I have many friends who struggle with depression, even friends who have attempted suicide and were thankfully unsuccessful. It was those friends I spoke to the night he died, because only they know the kind of pain Robin Williams must have felt. I knew I had to check on them.
My heart breaks for his family. As a member of a family who has also been touched by suicide (not everyone I know who attempted it was unsuccessful) , the shock of Monday night reminded me of my own punch to the gut after receiving that phone call years ago. Every time we lose someone that way it's the family I always think of first. The pit in my stomach I felt back then within my own experience was felt again on Monday night.
The more I've thought about Robin Williams' passing, the more I've realized how many lessons his work and his life have taught me.
Improvisation is not only okay, but wonderful.
Robin Williams was a master of improvisation. There are stories upon stories about his time on Mork and Mindy, but the one I personally loved was a moment in "Flubber" from 1997. During a scene where he his playing with a ball of this new rubbery material, Robin Williams as Professor Brainard stretches it out and sticks his face through it. Of course, Robin Williams had nothing in his hands during filming, and the "flubber" was added in during editing, but him sticking his face through it was no where in the script. The producers, instead of cutting that moment because it was two difficult to deal with, not only turned it into a wonderful moment in the film but discovered incredible breakthroughs in special effects while learning how to make Williams' face appear stretched out in the substance. That small moment of improvisation taught an industry new tricks.
Improvisation can also be a beautifully useful tool in life. The ability to adjust to every situation while still being ready for all possibilities is an incredible strength to have. When my father's cousin passed away, I had to drive about four hours to the funeral. My dad, always looking out for his little girl, wanted to know what my plan was for where I was going to stay the night. I honestly didn't know, but after he continued to press me for an answer I said, "I've got a full tank of gas and an overnight bag. I'll figure myself out." My dad just laughed and said he knew I'd be fine. I was.
However, when someone is so beautiful it's perfect, don't mess with it.
"Good Will Hunting" won Robin Williams a well-deserved Oscar. If it is a film you haven't seen, fix that. Now. After the movie came out, many people asked Robin Williams how much of the movie was improvised, since its an incredible strength of his.

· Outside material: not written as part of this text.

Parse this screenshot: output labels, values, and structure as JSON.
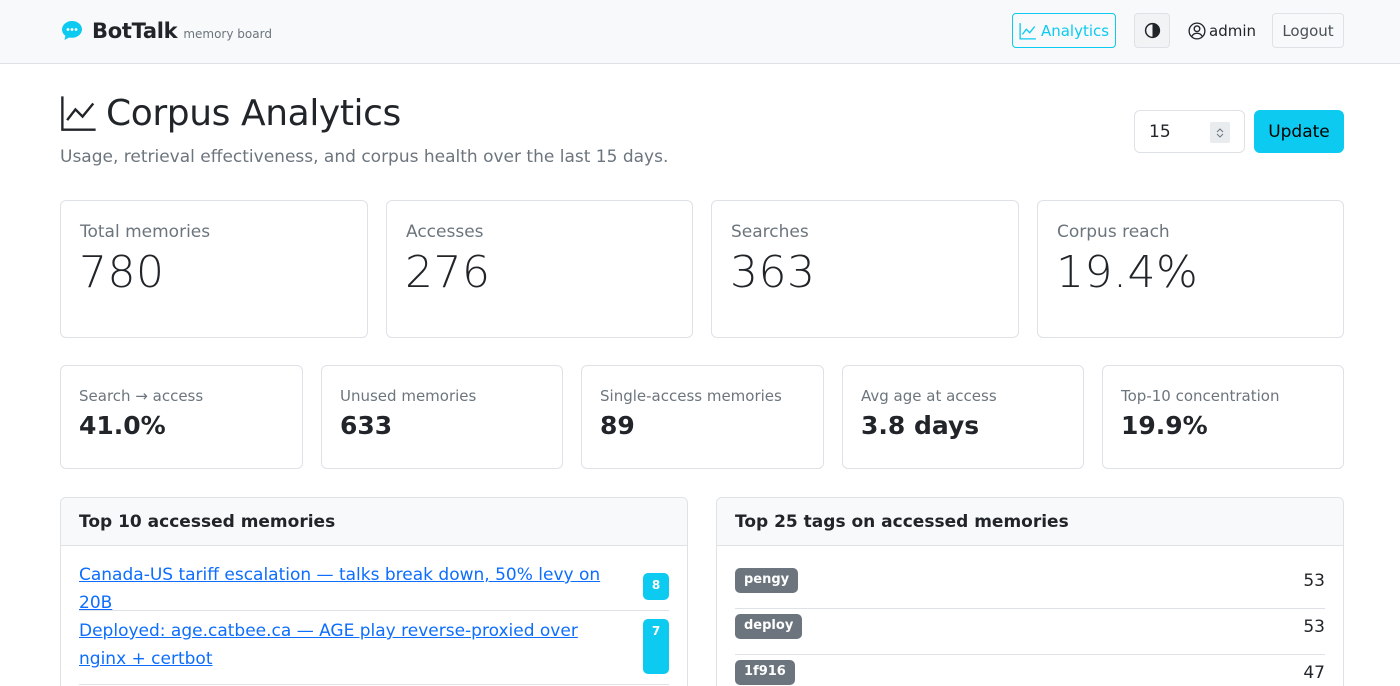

He did admit that the line about his wife farting was improvised, but for the most part he stuck to the script. I read an interview where he talked about how well written everything was, and that he didn't want to mess with it. It was that good.

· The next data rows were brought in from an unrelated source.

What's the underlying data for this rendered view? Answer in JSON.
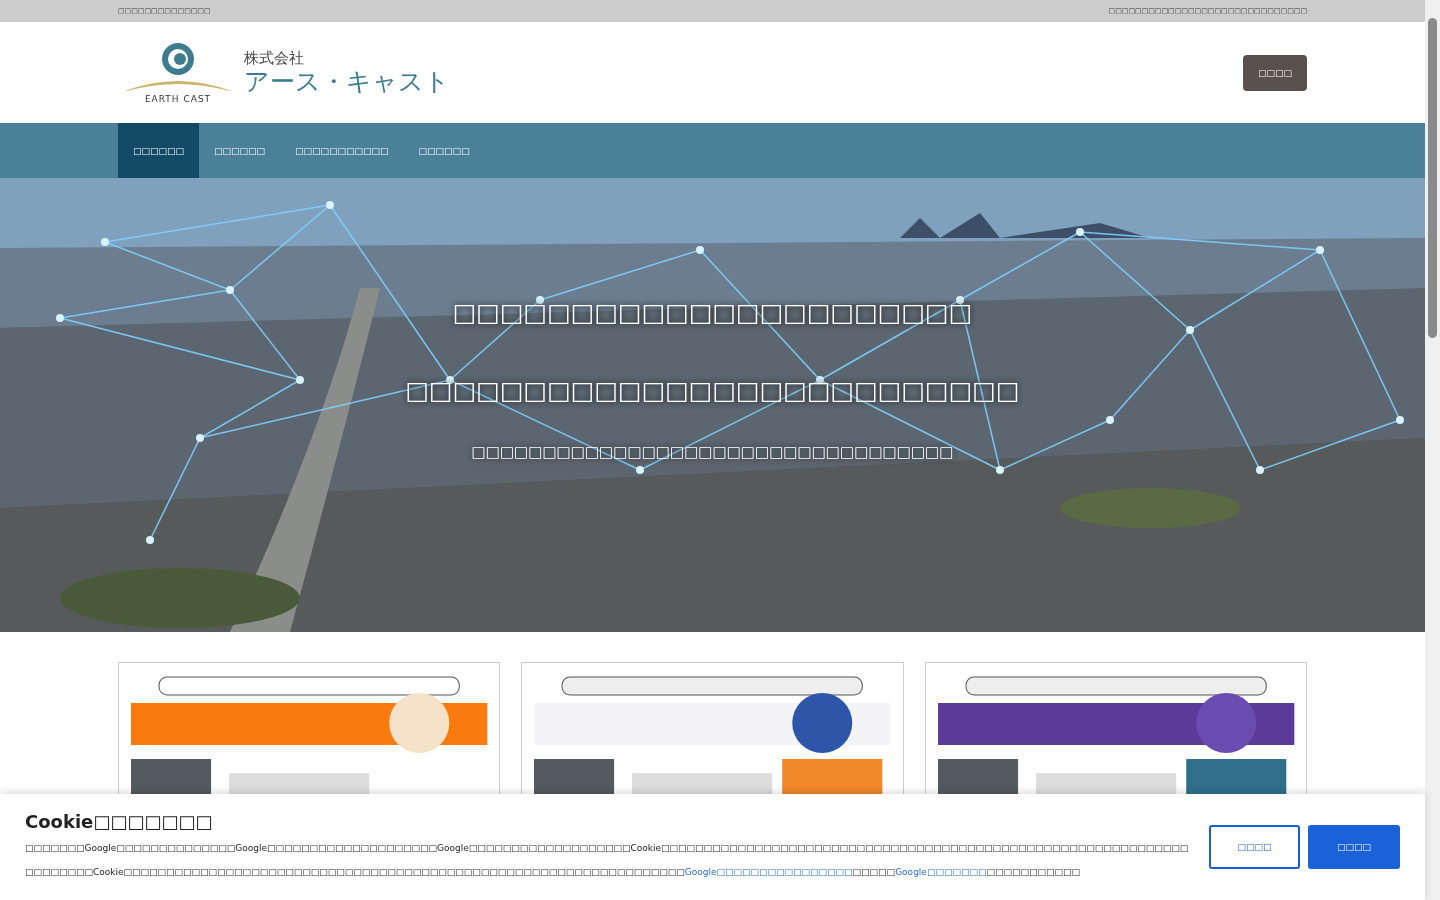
{
  "top_bar": {
    "left": "□□□□□□□□□□□□□□",
    "right": "□□□□□□□□□□□□□□□□□□□□□□□□□□□□□□"
  },
  "header": {
    "logo": {
      "company_type": "株式会社",
      "name": "アース・キャスト",
      "romaji": "EARTH CAST"
    },
    "contact_button": "□□□□"
  },
  "nav": [
    {
      "label": "□□□□□□",
      "selected": true
    },
    {
      "label": "□□□□□□",
      "selected": false
    },
    {
      "label": "□□□□□□□□□□□",
      "selected": false
    },
    {
      "label": "□□□□□□",
      "selected": false
    }
  ],
  "hero": {
    "kind": "picture",
    "lines": [
      "□□□□□□□□□□□□□□□□□□□□□□",
      "□□□□□□□□□□□□□□□□□□□□□□□□□□"
    ],
    "subline": "□□□□□□□□□□□□□□□□□□□□□□□□□□□□□□□□□□"
  },
  "cookie_notice": {
    "title": "Cookie□□□□□□□",
    "text": "□□□□□□□Google□□□□□□□□□□□□□□Google□□□□□□□□□□□□□□□□□□□□Google□□□□□□□□□□□□□□□□□□□Cookie□□□□□□□□□□□□□□□□□□□□□□□□□□□□□□□□□□□□□□□□□□□□□□□□□□□□□□□□□□□□□□□□□□□□□□Cookie□□□□□□□□□□□□□□□□□□□□□□□□□□□□□□□□□□□□□□□□□□□□□□□□□□□□□□□□□□□□□□□□□□",
    "links": [
      "Google□□□□□□□□□□□□□□□□",
      "Google□□□□□□□"
    ],
    "between": "□□□□□",
    "after": "□□□□□□□□□□□",
    "buttons": [
      {
        "label": "□□□□",
        "kind": "outline"
      },
      {
        "label": "□□□□",
        "kind": "primary"
      }
    ]
  }
}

I get asked all the time if I ever wish I could go back and change things in my novel "An Unusual Path". After spending so much time in a story, how can I just walk away from it without still wanting to tweak it? Now, I'm not saying its a good as "Good Will Hunting", but when I finished the story I knew it was right. That may be hard to describe, or difficult for someone else to understand, but when something is done and perfect then it's done and perfect. Believe and trust in that, and confidently be proud of your work. Own your own amazing accomplishments proudly.
Laughter can improve almost any situation.

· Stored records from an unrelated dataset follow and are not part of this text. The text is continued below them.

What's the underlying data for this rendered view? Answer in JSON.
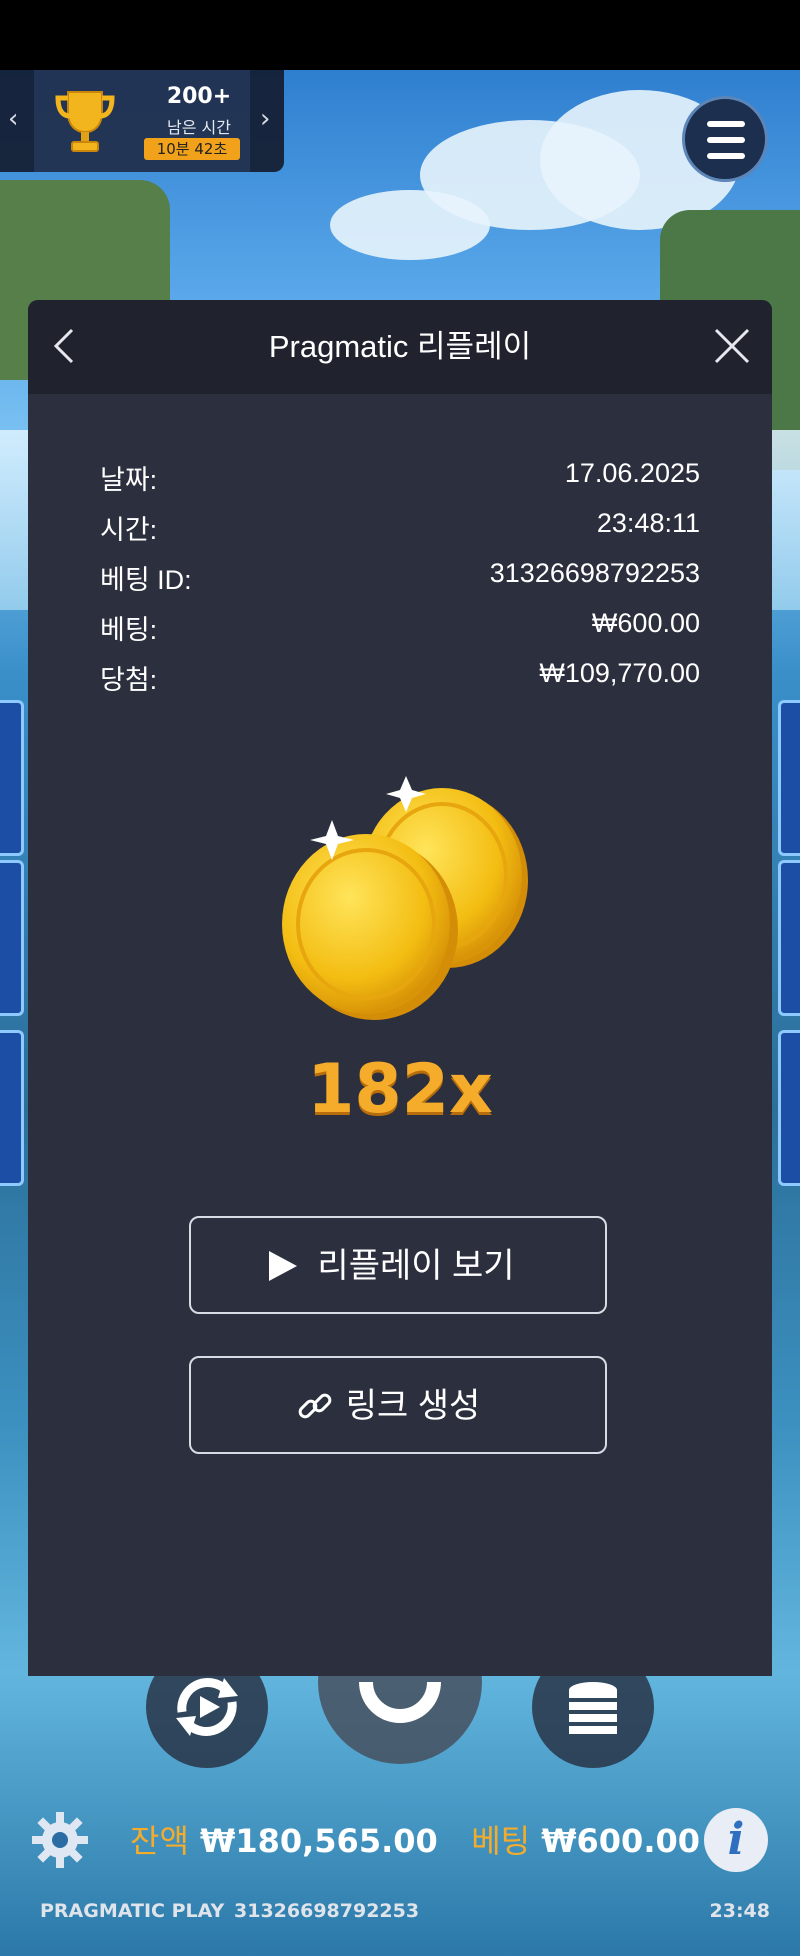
{
  "leaderboard": {
    "score": "200+",
    "label": "남은 시간",
    "timer": "10분 42초"
  },
  "dialog": {
    "title": "Pragmatic 리플레이",
    "rows": [
      {
        "key": "날짜:",
        "value": "17.06.2025"
      },
      {
        "key": "시간:",
        "value": "23:48:11"
      },
      {
        "key": "베팅 ID:",
        "value": "31326698792253"
      },
      {
        "key": "베팅:",
        "value": "₩600.00"
      },
      {
        "key": "당첨:",
        "value": "₩109,770.00"
      }
    ],
    "multiplier": "182x",
    "replay_button": "리플레이 보기",
    "link_button": "링크 생성"
  },
  "bottom": {
    "balance_label": "잔액",
    "balance_value": "₩180,565.00",
    "bet_label": "베팅",
    "bet_value": "₩600.00"
  },
  "footer": {
    "brand": "PRAGMATIC PLAY",
    "bet_id": "31326698792253",
    "clock": "23:48"
  },
  "colors": {
    "accent": "#f4ac2a",
    "dialog_bg": "#2c2f3d",
    "dialog_header": "#20232e"
  },
  "icons": [
    "trophy-icon",
    "chevron-left-icon",
    "chevron-right-icon",
    "menu-icon",
    "back-icon",
    "close-icon",
    "coins-icon",
    "play-icon",
    "link-icon",
    "autoplay-icon",
    "spin-icon",
    "coin-stack-icon",
    "gear-icon",
    "info-icon"
  ]
}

I don't need a specific moment or anecdote from Robin Williams' life to talk about how he made us laugh. "Patch Adams" comes to mind when I think of how love and laughter can have an incredible healing presence, but there are others. When life gets difficult, even when the unthinkable happens, I believe Robin Williams would want us to keep laughing. Sometimes its being a little irreverent- how can any of us forget those legs in "Patch Adams"? Maybe it's the belly laugh you let go when "Mrs. Doubtfire" set her breasts on fire while cooking. There are times for a little smile. Enjoy those moments, and embrace them.
When my grandmother passed away, of course there was sadness, but within the sadness we celebrated a beautiful woman who lived a wonderful life. I'll never forget the night after her memorial service at my aunt's home. The house was filled with family, as well as more flower arrangements than we knew what to do with, and we had an absolute blast together. My favorite moment from that evening was a trash-talking-filled game of bowling on the Wii with my brother and some of our cousins. It was okay to laugh that night, and I know that the only thing my grandmother would have been upset about was that she missed the party. Laughter was a huge part of our healing after her passing.
Sieze the Day. I don't feel like I need to add any more to that.
What does his death teach us? Get help if and when you need it.
Depression is not a sign of weakness. I am going to say that again. Depression is not a sign of weakness. Ask for help.
There are doctors and counselors out there to help, as well as medications and treatments available. What works for one person may not be as beneficial to someone else, but what's important is to find a treatment who works for you. As much as I wish I could love my friends who struggle with depression back to health, I know that it's their treatment that has made the biggest impact for them. Whether that's medication, exercise, therapy, or a combination of all of it, don't be afraid to say you need it. Those of us who love you will be happy to see you getting the help you need. We won't stop loving you.
Rest in Peace, Mr. Williams. I hope you have found the peace you couldn't find here.